▶ [RECORDS PROVIDED]:
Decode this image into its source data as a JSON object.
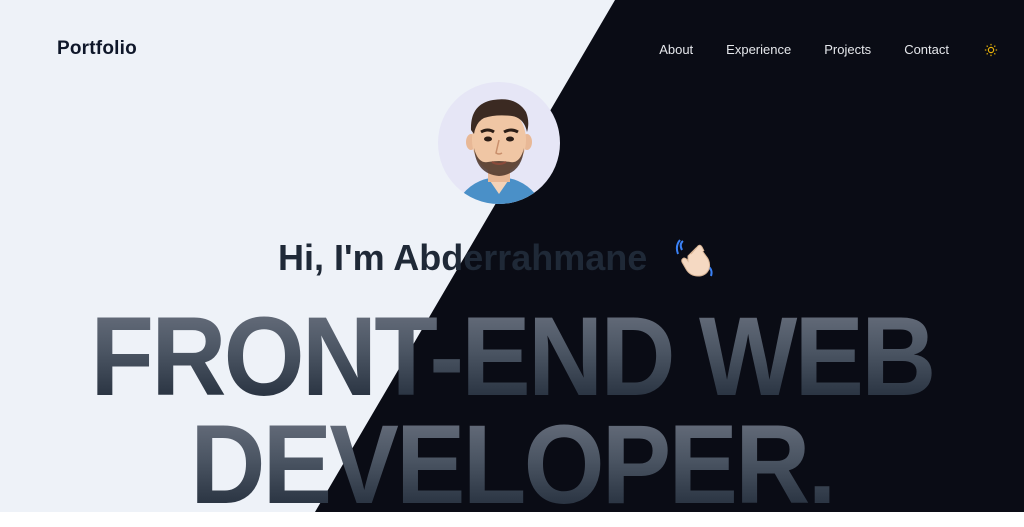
{
  "header": {
    "brand": "Portfolio",
    "nav": [
      {
        "label": "About"
      },
      {
        "label": "Experience"
      },
      {
        "label": "Projects"
      },
      {
        "label": "Contact"
      }
    ],
    "theme_icon": "sun-icon",
    "theme_icon_color": "#eab308"
  },
  "hero": {
    "avatar_icon": "cartoon-man-avatar",
    "greeting": "Hi, I'm Abderrahmane",
    "wave_icon": "waving-hand-icon",
    "headline_line1": "FRONT-END WEB",
    "headline_line2": "DEVELOPER."
  },
  "colors": {
    "light_bg": "#eef2f8",
    "dark_bg": "#0a0c15"
  }
}
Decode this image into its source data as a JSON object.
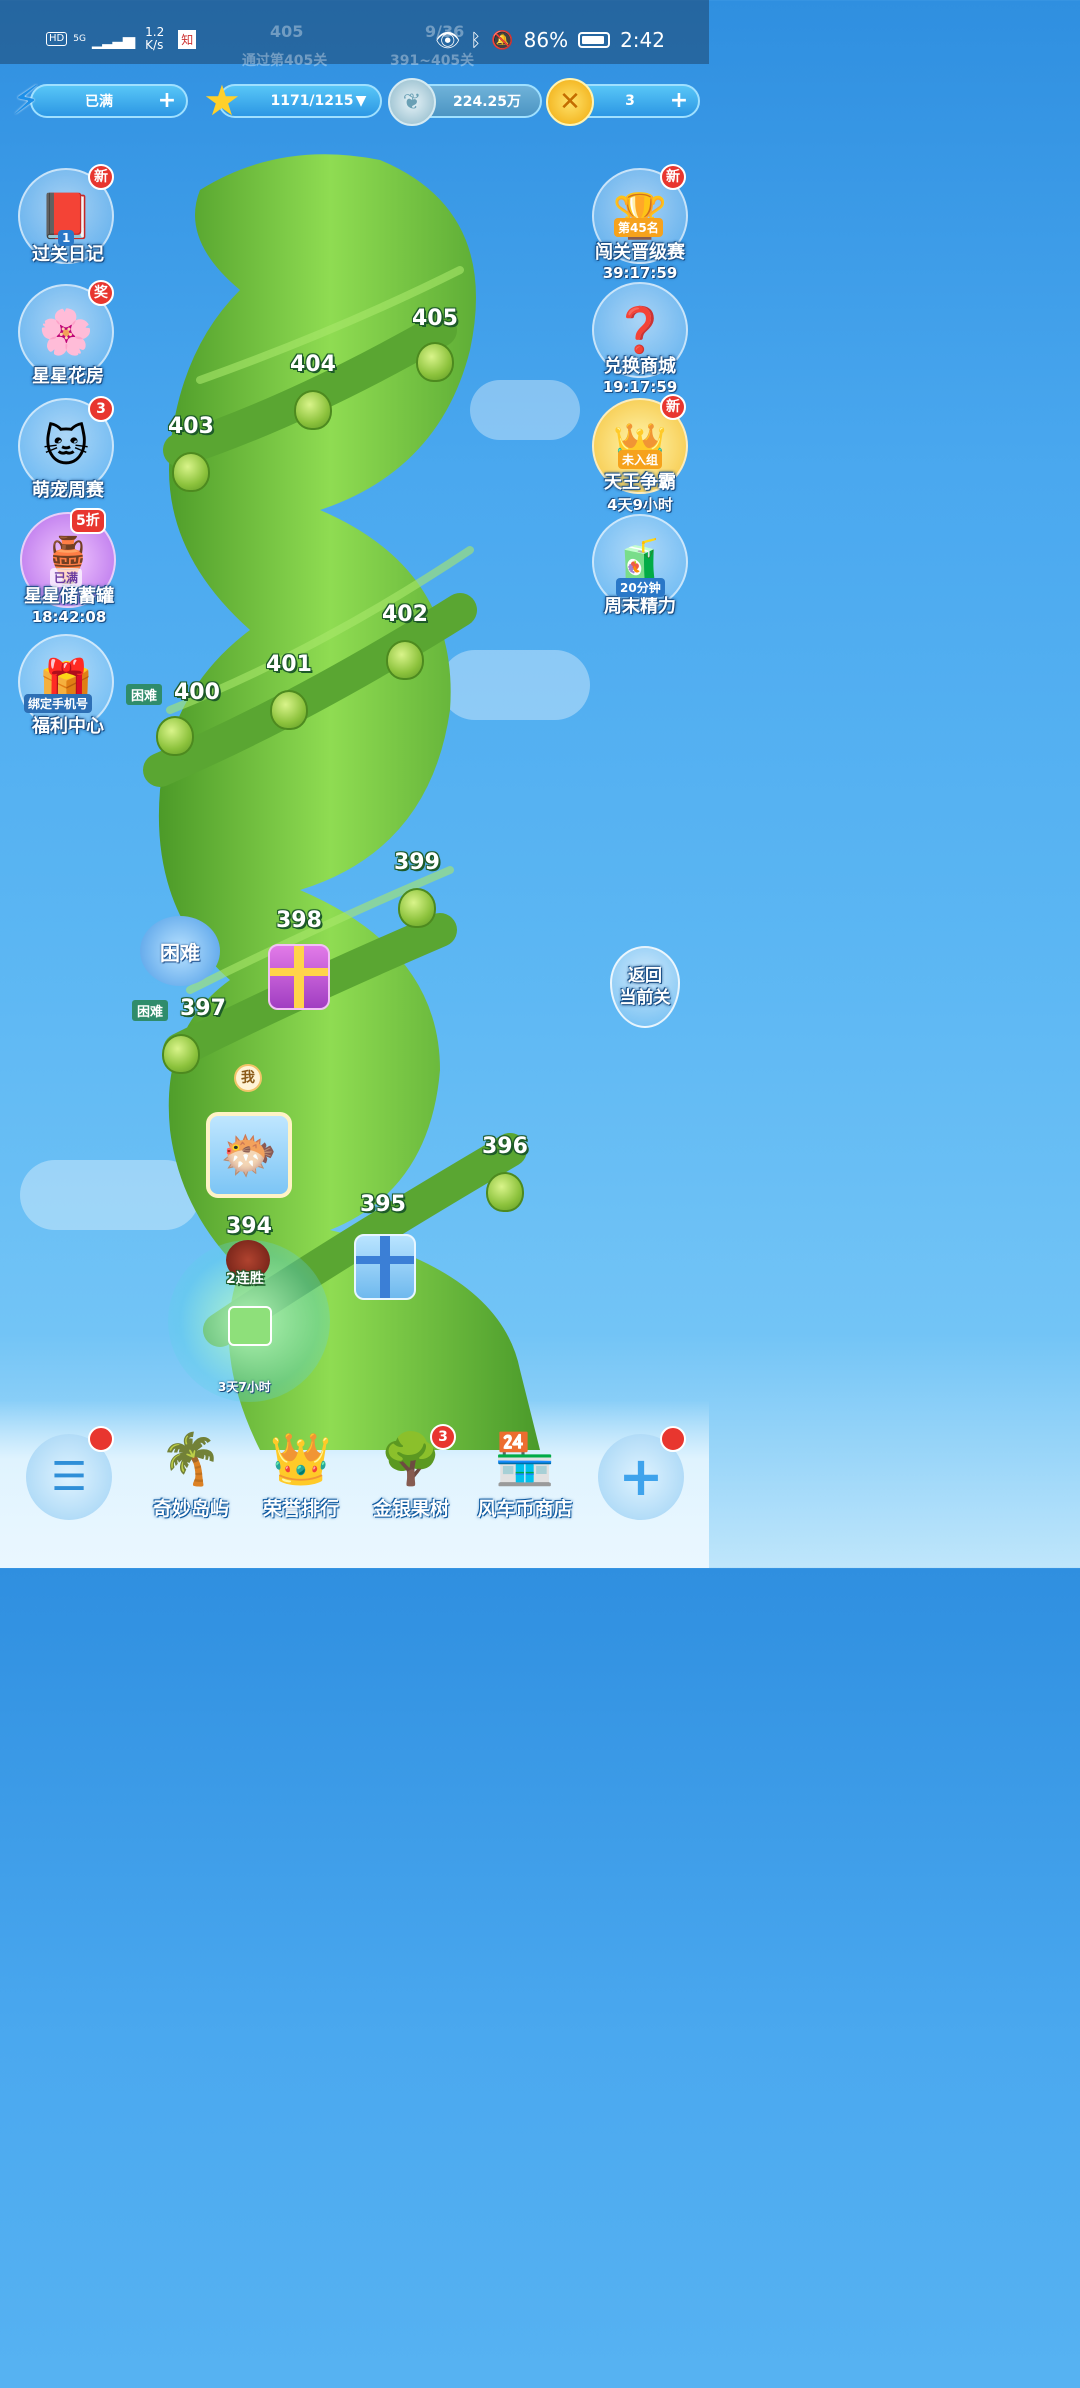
{
  "status_bar": {
    "network_label": "HD",
    "signal_label": "5G",
    "speed_value": "1.2",
    "speed_unit": "K/s",
    "app_badge": "知",
    "battery_percent": "86%",
    "time": "2:42",
    "battery_level": 0.86
  },
  "top_faded": {
    "current_level": "405",
    "passed_label": "通过第405关",
    "star_progress": "9/36",
    "range_label": "391~405关"
  },
  "resources": {
    "energy": "已满",
    "stars": "1171/1215",
    "coins": "224.25万",
    "tokens": "3"
  },
  "left_menu": [
    {
      "label": "过关日记",
      "badge": "新",
      "tag": "1",
      "icon": "diary-icon"
    },
    {
      "label": "星星花房",
      "badge": "奖",
      "icon": "flower-icon"
    },
    {
      "label": "萌宠周赛",
      "badge": "3",
      "icon": "cat-icon"
    },
    {
      "label": "星星储蓄罐",
      "badge": "5折",
      "tag": "已满",
      "time": "18:42:08",
      "icon": "piggybank-icon"
    },
    {
      "label": "福利中心",
      "tag": "绑定手机号",
      "icon": "gift-box-icon"
    }
  ],
  "right_menu": [
    {
      "label": "闯关晋级赛",
      "badge": "新",
      "tag": "第45名",
      "time": "39:17:59",
      "icon": "trophy-icon"
    },
    {
      "label": "兑换商城",
      "time": "19:17:59",
      "icon": "mystery-box-icon"
    },
    {
      "label": "天王争霸",
      "badge": "新",
      "tag": "未入组",
      "time": "4天9小时",
      "icon": "crown-icon"
    },
    {
      "label": "周末精力",
      "tag": "20分钟",
      "icon": "energy-drink-icon"
    }
  ],
  "levels": {
    "l405": "405",
    "l404": "404",
    "l403": "403",
    "l402": "402",
    "l401": "401",
    "l400": "400",
    "l399": "399",
    "l398": "398",
    "l397": "397",
    "l396": "396",
    "l395": "395",
    "l394": "394",
    "hard_label": "困难",
    "hard_flower_label": "困难",
    "me_label": "我",
    "streak_label": "2连胜",
    "bonus_timer": "3天7小时"
  },
  "return_button": "返回\n当前关",
  "bottom_nav": [
    {
      "label": "奇妙岛屿",
      "icon": "palm-island-icon"
    },
    {
      "label": "荣誉排行",
      "icon": "crown-rank-icon"
    },
    {
      "label": "金银果树",
      "badge": "3",
      "icon": "fruit-tree-icon"
    },
    {
      "label": "风车币商店",
      "icon": "shop-icon"
    }
  ],
  "colors": {
    "sky": "#4aa8ef",
    "vine": "#6fc23a",
    "badge_red": "#e8362f"
  }
}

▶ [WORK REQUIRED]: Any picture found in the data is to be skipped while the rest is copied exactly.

▶ [EXERCISE SOLUTION]:
Decode this image into its source data as a JSON object.
{
  "header": {
    "brand": "Portfolio",
    "nav": [
      {
        "label": "About"
      },
      {
        "label": "Experience"
      },
      {
        "label": "Projects"
      },
      {
        "label": "Contact"
      }
    ],
    "theme_icon": "sun-icon",
    "theme_icon_color": "#eab308"
  },
  "hero": {
    "avatar_icon": "cartoon-man-avatar",
    "greeting": "Hi, I'm Abderrahmane",
    "wave_icon": "waving-hand-icon",
    "headline_line1": "FRONT-END WEB",
    "headline_line2": "DEVELOPER."
  },
  "colors": {
    "light_bg": "#eef2f8",
    "dark_bg": "#0a0c15"
  }
}
Decode this image into its source data as a JSON object.
{
  "status_bar": {
    "network_label": "HD",
    "signal_label": "5G",
    "speed_value": "1.2",
    "speed_unit": "K/s",
    "app_badge": "知",
    "battery_percent": "86%",
    "time": "2:42",
    "battery_level": 0.86
  },
  "top_faded": {
    "current_level": "405",
    "passed_label": "通过第405关",
    "star_progress": "9/36",
    "range_label": "391~405关"
  },
  "resources": {
    "energy": "已满",
    "stars": "1171/1215",
    "coins": "224.25万",
    "tokens": "3"
  },
  "left_menu": [
    {
      "label": "过关日记",
      "badge": "新",
      "tag": "1",
      "icon": "diary-icon"
    },
    {
      "label": "星星花房",
      "badge": "奖",
      "icon": "flower-icon"
    },
    {
      "label": "萌宠周赛",
      "badge": "3",
      "icon": "cat-icon"
    },
    {
      "label": "星星储蓄罐",
      "badge": "5折",
      "tag": "已满",
      "time": "18:42:08",
      "icon": "piggybank-icon"
    },
    {
      "label": "福利中心",
      "tag": "绑定手机号",
      "icon": "gift-box-icon"
    }
  ],
  "right_menu": [
    {
      "label": "闯关晋级赛",
      "badge": "新",
      "tag": "第45名",
      "time": "39:17:59",
      "icon": "trophy-icon"
    },
    {
      "label": "兑换商城",
      "time": "19:17:59",
      "icon": "mystery-box-icon"
    },
    {
      "label": "天王争霸",
      "badge": "新",
      "tag": "未入组",
      "time": "4天9小时",
      "icon": "crown-icon"
    },
    {
      "label": "周末精力",
      "tag": "20分钟",
      "icon": "energy-drink-icon"
    }
  ],
  "levels": {
    "l405": "405",
    "l404": "404",
    "l403": "403",
    "l402": "402",
    "l401": "401",
    "l400": "400",
    "l399": "399",
    "l398": "398",
    "l397": "397",
    "l396": "396",
    "l395": "395",
    "l394": "394",
    "hard_label": "困难",
    "hard_flower_label": "困难",
    "me_label": "我",
    "streak_label": "2连胜",
    "bonus_timer": "3天7小时"
  },
  "return_button": "返回\n当前关",
  "bottom_nav": [
    {
      "label": "奇妙岛屿",
      "icon": "palm-island-icon"
    },
    {
      "label": "荣誉排行",
      "icon": "crown-rank-icon"
    },
    {
      "label": "金银果树",
      "badge": "3",
      "icon": "fruit-tree-icon"
    },
    {
      "label": "风车币商店",
      "icon": "shop-icon"
    }
  ],
  "colors": {
    "sky": "#4aa8ef",
    "vine": "#6fc23a",
    "badge_red": "#e8362f"
  }
}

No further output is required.